■ Data to use
+-------+

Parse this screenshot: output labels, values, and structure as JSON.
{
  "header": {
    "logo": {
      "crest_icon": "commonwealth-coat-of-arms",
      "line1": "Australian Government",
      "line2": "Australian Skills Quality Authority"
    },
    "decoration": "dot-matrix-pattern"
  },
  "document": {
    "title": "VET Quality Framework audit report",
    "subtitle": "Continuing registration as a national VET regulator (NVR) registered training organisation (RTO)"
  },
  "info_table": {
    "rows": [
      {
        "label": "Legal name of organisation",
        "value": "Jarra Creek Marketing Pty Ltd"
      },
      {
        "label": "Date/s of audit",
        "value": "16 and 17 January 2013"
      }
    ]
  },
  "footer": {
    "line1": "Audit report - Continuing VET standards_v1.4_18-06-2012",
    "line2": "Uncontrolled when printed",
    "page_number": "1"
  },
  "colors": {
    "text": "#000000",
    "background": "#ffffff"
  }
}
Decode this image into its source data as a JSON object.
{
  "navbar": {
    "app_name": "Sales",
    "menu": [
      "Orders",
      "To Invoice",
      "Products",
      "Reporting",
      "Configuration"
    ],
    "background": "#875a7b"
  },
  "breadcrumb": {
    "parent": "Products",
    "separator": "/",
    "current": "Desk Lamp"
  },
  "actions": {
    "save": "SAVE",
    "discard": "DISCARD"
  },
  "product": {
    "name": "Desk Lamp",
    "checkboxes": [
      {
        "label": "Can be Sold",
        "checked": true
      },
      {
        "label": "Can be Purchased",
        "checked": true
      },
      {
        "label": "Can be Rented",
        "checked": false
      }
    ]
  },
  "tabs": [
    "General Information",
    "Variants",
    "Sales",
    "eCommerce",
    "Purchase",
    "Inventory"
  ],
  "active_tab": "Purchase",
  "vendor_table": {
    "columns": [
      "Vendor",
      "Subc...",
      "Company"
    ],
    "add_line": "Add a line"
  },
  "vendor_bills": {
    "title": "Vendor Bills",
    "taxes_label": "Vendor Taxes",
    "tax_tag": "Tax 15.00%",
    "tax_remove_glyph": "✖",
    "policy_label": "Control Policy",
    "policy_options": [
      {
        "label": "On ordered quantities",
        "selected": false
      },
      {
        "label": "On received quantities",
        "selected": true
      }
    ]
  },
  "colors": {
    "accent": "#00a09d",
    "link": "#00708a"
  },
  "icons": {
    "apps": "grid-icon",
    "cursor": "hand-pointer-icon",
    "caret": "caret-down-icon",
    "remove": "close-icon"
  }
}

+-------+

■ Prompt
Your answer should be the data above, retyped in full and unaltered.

■ Answer below
Parse this screenshot: output labels, values, and structure as JSON.
{
  "header": {
    "logo": {
      "crest_icon": "commonwealth-coat-of-arms",
      "line1": "Australian Government",
      "line2": "Australian Skills Quality Authority"
    },
    "decoration": "dot-matrix-pattern"
  },
  "document": {
    "title": "VET Quality Framework audit report",
    "subtitle": "Continuing registration as a national VET regulator (NVR) registered training organisation (RTO)"
  },
  "info_table": {
    "rows": [
      {
        "label": "Legal name of organisation",
        "value": "Jarra Creek Marketing Pty Ltd"
      },
      {
        "label": "Date/s of audit",
        "value": "16 and 17 January 2013"
      }
    ]
  },
  "footer": {
    "line1": "Audit report - Continuing VET standards_v1.4_18-06-2012",
    "line2": "Uncontrolled when printed",
    "page_number": "1"
  },
  "colors": {
    "text": "#000000",
    "background": "#ffffff"
  }
}
Decode this image into its source data as a JSON object.
{
  "navbar": {
    "app_name": "Sales",
    "menu": [
      "Orders",
      "To Invoice",
      "Products",
      "Reporting",
      "Configuration"
    ],
    "background": "#875a7b"
  },
  "breadcrumb": {
    "parent": "Products",
    "separator": "/",
    "current": "Desk Lamp"
  },
  "actions": {
    "save": "SAVE",
    "discard": "DISCARD"
  },
  "product": {
    "name": "Desk Lamp",
    "checkboxes": [
      {
        "label": "Can be Sold",
        "checked": true
      },
      {
        "label": "Can be Purchased",
        "checked": true
      },
      {
        "label": "Can be Rented",
        "checked": false
      }
    ]
  },
  "tabs": [
    "General Information",
    "Variants",
    "Sales",
    "eCommerce",
    "Purchase",
    "Inventory"
  ],
  "active_tab": "Purchase",
  "vendor_table": {
    "columns": [
      "Vendor",
      "Subc...",
      "Company"
    ],
    "add_line": "Add a line"
  },
  "vendor_bills": {
    "title": "Vendor Bills",
    "taxes_label": "Vendor Taxes",
    "tax_tag": "Tax 15.00%",
    "tax_remove_glyph": "✖",
    "policy_label": "Control Policy",
    "policy_options": [
      {
        "label": "On ordered quantities",
        "selected": false
      },
      {
        "label": "On received quantities",
        "selected": true
      }
    ]
  },
  "colors": {
    "accent": "#00a09d",
    "link": "#00708a"
  },
  "icons": {
    "apps": "grid-icon",
    "cursor": "hand-pointer-icon",
    "caret": "caret-down-icon",
    "remove": "close-icon"
  }
}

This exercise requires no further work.